We had gone over every question we could think of that visitors might ask at the Open House. We wanted to make sure that we were answering the visitors’ questions as accurately and thoroughly as possible. Whether it was the historic or prehistoric component of the site, we thought we had figured out the majority of the usual questions about archaeology and Old Colchester. We were wrong. While we were uber prepared, the visitors came even more prepared with an arsenal of interesting and intriguing questions. They had been doing their homework and following this blog. We were impressed. When it came to the projectile points and prehistoric ceramics, I was at the helm for the discussion of those artifacts we had on display. While we are lucky to have the few projectile points and ceramics that we do as they are not a common occurrence during our excavations, these few artifacts give us great information. The Open House gave us a great opportunity to discuss the park, sites and artifacts.
The very first question I got regarding the recovery of a Savannah River type projectile point from our site was, “Where is the Savannah River?” Of course! Why would the name of the type of projectile point come from 100s of miles away? “So is this Accokeek ceramic from somewhere else?”
It happened time and time again as the visitors floated through. It dawned on me that it might be time to explain typologies for our blog followers and perhaps some of our new friends to the blog via the Open House. Throughout time, different styles of projectile points and ceramics seem to have been popular from trends we see in similar morphological attributes or characteristics (for example, thicker side-notched projectile points are associated with the Archaic period and hard thin-walled quartz-tempered ceramics are associated with the Late Woodland). Over the years, as more data has been recovered from excavations in the Middle Atlantic and published in peer-reviewed journals, we are able to lump certain styles within fairly tight time periods. The first “type” is typically named after the site where it was found. Therefore, the Accokeek ceramic type…you guessed it…found at the Accokeek site. The Lamoka point…from the elusive Lamoka site in upstate NY. When we find one of these artifacts that we can “type” within the currently accepted typology, we can call that artifact “diagnostic”. This is the case with Palmer points, which can indicate that a site was occupied by humans as far back as 8000 BC. The typology is buttressed by radiocarbon dates at different sites around the Middle Atlantic which yield a similar point with similar characteristics as the originally defined Palmer point.
As scientists, we are able to roll with the punches too though…new discoveries disprove old hypotheses and sometimes the date range for typologies changes based on new discoveries (as is the case with the Piscataway points now spanning the Late Archaic through Early Woodland). One of our jobs as archaeologists is to be able to be fluid with new technologies and dating methods. Another is to be honest when we can’t actually get an answer from an artifact. This is one of the most important lessons I learned and one that I try to impress upon other colleagues during lithic analysis training. One of the guiding rules to projectile point typology is that you cannot determine a point type if you do not have the base (remember the side-notched points of the archaic?). That alone rules out typing fractured tools without the base.

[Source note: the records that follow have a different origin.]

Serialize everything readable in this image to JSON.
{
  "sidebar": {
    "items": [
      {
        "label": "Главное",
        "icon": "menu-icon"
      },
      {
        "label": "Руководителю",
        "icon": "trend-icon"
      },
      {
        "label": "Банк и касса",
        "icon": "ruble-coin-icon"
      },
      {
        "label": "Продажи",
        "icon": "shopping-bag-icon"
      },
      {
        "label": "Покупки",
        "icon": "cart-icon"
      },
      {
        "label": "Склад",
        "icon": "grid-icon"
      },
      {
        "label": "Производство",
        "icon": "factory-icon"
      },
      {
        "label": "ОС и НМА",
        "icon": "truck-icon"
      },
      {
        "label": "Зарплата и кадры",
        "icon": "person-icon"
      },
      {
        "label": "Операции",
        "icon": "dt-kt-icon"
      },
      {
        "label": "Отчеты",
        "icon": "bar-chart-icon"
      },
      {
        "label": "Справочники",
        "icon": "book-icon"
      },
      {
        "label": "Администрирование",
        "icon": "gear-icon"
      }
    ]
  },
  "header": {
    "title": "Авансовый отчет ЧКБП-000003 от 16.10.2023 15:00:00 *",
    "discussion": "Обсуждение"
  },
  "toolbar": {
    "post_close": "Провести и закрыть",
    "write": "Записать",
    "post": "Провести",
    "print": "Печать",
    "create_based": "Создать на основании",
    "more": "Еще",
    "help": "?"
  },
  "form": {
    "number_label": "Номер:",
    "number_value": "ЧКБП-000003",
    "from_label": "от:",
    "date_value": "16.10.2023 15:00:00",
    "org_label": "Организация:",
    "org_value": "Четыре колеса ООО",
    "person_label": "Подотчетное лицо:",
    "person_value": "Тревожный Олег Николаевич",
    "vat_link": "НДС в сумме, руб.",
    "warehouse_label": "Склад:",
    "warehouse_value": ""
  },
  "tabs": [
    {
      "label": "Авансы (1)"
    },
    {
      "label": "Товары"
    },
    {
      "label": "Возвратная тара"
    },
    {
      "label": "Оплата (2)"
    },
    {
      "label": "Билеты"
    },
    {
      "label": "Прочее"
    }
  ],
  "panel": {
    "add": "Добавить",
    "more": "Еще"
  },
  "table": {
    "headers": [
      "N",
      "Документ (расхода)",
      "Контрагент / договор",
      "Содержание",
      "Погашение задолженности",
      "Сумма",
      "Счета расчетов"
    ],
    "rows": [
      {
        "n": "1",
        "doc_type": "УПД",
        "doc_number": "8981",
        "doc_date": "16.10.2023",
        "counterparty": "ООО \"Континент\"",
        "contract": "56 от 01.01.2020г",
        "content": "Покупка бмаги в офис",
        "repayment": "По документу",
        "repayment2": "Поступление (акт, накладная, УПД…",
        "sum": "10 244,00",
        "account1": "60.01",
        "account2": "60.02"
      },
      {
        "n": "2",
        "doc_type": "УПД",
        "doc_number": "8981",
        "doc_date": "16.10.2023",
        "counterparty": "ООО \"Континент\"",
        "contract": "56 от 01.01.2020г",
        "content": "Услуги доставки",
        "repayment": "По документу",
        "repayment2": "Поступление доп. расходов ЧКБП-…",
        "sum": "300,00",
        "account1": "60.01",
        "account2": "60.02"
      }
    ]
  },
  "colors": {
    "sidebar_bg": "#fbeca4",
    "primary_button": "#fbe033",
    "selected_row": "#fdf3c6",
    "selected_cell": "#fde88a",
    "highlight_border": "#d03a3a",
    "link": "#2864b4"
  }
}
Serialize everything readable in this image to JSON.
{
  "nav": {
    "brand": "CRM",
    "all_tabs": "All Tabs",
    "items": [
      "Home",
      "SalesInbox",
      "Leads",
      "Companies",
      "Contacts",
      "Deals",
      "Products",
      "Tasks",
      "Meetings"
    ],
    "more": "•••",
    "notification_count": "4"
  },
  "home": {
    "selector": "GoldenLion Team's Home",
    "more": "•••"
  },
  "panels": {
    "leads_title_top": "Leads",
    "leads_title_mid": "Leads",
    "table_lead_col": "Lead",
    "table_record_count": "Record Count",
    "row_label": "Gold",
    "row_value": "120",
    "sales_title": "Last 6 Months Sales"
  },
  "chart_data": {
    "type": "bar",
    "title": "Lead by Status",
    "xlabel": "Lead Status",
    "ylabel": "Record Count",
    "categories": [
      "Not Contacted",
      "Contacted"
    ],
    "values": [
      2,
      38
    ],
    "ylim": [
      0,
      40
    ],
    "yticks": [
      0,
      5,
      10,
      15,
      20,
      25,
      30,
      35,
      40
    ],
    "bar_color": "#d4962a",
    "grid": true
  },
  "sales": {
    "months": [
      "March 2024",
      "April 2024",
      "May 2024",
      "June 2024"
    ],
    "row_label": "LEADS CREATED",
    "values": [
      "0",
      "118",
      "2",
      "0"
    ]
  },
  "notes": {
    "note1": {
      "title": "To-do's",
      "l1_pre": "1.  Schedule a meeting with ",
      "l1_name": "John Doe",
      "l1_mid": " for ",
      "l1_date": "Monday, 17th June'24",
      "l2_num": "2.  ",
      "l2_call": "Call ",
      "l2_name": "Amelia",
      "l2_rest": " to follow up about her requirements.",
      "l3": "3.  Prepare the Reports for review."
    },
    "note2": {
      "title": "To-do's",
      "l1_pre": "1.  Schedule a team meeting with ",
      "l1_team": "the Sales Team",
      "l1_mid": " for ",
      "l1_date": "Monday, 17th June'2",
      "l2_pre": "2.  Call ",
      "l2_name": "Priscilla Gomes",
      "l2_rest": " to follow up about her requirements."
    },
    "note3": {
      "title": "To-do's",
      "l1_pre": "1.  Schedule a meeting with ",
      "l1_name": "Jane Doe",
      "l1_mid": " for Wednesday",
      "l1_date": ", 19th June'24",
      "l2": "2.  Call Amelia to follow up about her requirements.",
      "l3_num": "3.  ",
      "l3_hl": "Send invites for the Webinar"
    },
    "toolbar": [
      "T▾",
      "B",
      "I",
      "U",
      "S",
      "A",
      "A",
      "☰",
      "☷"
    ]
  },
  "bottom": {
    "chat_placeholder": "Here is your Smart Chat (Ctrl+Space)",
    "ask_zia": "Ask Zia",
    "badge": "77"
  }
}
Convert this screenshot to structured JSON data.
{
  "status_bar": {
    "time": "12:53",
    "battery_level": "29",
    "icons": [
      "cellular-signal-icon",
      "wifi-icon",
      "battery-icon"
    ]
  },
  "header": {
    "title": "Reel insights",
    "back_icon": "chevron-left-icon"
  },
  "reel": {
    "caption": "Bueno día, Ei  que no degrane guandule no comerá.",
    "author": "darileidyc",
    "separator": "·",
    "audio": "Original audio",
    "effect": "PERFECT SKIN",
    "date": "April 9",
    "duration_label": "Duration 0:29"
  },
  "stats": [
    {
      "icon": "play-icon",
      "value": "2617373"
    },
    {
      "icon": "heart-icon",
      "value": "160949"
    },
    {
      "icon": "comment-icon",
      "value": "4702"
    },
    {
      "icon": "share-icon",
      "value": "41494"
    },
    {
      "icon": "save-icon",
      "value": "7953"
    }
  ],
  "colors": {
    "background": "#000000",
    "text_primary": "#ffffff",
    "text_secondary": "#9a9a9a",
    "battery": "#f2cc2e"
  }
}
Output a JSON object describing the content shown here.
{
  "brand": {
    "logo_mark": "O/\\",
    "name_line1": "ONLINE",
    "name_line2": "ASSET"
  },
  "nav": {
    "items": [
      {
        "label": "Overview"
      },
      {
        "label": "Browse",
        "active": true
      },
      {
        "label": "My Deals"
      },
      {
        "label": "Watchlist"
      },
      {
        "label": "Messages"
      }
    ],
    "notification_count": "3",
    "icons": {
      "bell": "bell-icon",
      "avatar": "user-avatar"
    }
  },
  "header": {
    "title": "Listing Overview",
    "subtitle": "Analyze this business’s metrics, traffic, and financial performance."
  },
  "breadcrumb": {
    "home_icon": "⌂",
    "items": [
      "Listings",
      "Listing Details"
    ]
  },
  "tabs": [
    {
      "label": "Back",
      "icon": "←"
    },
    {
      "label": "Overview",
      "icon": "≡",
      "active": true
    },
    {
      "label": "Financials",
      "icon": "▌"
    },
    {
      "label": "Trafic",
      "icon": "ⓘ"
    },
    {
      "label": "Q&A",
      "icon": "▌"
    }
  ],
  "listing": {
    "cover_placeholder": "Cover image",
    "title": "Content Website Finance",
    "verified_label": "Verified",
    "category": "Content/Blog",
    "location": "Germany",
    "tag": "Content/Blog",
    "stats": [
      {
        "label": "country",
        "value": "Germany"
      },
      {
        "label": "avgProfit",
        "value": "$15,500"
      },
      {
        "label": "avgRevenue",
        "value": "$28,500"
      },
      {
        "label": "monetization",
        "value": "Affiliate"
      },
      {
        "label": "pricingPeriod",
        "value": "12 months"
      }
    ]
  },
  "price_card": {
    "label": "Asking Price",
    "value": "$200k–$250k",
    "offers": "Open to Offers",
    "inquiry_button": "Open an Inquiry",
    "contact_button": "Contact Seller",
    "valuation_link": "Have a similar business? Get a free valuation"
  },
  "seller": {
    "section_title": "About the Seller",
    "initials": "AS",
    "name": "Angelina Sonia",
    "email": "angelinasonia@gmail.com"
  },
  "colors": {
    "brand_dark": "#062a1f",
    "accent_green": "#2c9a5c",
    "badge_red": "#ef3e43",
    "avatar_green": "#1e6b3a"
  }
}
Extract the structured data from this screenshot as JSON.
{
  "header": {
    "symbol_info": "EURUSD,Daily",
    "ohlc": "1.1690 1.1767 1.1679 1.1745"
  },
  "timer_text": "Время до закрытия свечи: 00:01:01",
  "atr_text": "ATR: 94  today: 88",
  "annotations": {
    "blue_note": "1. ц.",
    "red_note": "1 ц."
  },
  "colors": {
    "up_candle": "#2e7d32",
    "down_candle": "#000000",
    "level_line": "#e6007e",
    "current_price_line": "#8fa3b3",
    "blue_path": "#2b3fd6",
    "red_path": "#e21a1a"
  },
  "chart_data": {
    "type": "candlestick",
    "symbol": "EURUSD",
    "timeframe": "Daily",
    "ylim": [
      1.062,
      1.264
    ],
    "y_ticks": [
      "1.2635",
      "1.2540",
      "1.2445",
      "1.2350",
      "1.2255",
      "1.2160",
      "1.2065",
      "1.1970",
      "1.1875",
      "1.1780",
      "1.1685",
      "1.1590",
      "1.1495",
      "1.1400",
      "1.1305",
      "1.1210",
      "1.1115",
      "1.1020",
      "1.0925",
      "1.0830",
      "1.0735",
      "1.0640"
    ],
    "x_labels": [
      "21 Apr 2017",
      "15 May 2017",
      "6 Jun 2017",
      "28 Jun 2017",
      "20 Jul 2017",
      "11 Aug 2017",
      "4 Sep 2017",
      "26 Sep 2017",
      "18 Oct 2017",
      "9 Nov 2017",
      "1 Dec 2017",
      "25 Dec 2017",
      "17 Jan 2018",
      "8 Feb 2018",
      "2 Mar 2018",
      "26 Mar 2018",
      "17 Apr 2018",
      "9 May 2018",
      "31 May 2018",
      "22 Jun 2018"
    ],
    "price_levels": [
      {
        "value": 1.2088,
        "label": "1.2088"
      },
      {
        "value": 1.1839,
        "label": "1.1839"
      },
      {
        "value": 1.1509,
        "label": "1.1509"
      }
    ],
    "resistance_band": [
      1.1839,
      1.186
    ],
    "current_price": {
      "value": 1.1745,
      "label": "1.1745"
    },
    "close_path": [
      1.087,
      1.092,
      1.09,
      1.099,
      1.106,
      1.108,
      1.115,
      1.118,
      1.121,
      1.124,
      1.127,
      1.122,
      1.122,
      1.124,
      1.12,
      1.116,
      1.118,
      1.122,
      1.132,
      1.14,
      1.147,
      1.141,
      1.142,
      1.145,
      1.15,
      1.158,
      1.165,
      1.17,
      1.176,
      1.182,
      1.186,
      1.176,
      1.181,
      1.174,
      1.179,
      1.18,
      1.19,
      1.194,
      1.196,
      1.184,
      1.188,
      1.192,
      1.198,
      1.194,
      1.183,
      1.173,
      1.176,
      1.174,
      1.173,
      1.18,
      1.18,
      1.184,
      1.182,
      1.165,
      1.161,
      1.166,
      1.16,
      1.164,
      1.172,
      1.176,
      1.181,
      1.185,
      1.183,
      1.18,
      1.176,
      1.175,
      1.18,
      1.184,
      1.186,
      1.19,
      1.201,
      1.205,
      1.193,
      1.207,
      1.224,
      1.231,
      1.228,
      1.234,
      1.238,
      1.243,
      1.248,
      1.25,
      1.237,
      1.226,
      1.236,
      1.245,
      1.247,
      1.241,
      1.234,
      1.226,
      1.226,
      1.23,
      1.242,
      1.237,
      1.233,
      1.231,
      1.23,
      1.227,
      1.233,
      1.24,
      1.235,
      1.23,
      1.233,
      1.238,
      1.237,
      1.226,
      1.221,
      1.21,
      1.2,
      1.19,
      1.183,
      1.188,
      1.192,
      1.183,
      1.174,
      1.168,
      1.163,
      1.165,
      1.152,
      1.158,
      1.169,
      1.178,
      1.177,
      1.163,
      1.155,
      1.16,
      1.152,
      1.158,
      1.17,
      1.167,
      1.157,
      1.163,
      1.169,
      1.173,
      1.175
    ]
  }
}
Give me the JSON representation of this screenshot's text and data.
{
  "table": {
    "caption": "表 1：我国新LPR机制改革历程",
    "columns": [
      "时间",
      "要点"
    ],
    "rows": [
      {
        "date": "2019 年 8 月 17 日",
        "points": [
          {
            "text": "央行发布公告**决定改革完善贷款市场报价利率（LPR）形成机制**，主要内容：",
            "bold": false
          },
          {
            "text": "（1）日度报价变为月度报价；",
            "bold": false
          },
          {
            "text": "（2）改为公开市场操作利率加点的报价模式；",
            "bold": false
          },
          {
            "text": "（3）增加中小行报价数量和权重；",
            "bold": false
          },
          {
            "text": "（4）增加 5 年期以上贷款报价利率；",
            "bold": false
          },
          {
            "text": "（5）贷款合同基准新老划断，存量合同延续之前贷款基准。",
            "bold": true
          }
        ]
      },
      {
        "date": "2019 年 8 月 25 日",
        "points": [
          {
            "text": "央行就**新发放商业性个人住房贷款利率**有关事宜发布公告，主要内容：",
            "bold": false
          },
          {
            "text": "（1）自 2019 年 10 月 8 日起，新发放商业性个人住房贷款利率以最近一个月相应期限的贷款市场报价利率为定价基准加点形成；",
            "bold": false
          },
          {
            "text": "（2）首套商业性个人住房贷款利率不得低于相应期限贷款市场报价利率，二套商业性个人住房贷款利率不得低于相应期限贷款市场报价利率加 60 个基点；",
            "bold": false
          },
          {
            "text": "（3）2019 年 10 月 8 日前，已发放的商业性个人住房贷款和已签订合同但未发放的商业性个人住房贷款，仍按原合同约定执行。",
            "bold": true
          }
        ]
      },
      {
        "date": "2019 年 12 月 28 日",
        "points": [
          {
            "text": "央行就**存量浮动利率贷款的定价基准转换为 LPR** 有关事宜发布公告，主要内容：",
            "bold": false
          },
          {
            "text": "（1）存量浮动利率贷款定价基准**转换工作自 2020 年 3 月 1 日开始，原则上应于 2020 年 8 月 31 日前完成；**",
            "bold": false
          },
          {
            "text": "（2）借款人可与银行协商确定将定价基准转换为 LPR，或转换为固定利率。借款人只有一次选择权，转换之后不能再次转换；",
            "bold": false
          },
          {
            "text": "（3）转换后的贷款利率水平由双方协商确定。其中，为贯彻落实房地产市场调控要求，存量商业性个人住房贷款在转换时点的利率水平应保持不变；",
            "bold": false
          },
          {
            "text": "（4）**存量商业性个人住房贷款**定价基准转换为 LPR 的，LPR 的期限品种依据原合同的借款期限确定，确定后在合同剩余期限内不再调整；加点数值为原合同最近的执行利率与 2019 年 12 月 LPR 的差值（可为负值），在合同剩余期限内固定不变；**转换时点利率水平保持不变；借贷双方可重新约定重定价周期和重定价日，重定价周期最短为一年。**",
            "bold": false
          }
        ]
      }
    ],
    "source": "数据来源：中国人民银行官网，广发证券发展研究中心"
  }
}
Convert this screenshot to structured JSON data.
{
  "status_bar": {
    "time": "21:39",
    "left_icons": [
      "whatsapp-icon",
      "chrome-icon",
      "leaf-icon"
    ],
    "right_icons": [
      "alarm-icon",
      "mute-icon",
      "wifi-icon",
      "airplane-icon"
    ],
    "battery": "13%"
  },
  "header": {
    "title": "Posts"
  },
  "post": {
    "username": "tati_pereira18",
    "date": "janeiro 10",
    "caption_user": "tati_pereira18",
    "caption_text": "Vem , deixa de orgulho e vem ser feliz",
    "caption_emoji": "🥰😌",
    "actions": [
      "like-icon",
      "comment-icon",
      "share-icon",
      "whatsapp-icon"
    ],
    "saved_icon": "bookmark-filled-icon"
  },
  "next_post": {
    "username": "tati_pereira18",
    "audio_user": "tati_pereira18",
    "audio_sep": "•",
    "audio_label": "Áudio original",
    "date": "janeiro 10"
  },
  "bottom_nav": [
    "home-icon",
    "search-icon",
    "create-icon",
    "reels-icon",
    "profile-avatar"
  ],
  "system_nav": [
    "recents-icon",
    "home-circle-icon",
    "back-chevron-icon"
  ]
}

One can debate the virtues or pitfalls of typologies for eons. What cannot be argued with is that humans and their ancestral lineages have been utilizing stone for millions of years. It only stands to reason that as humans evolved, there were multiple factors at play when it came to producing the types of stone.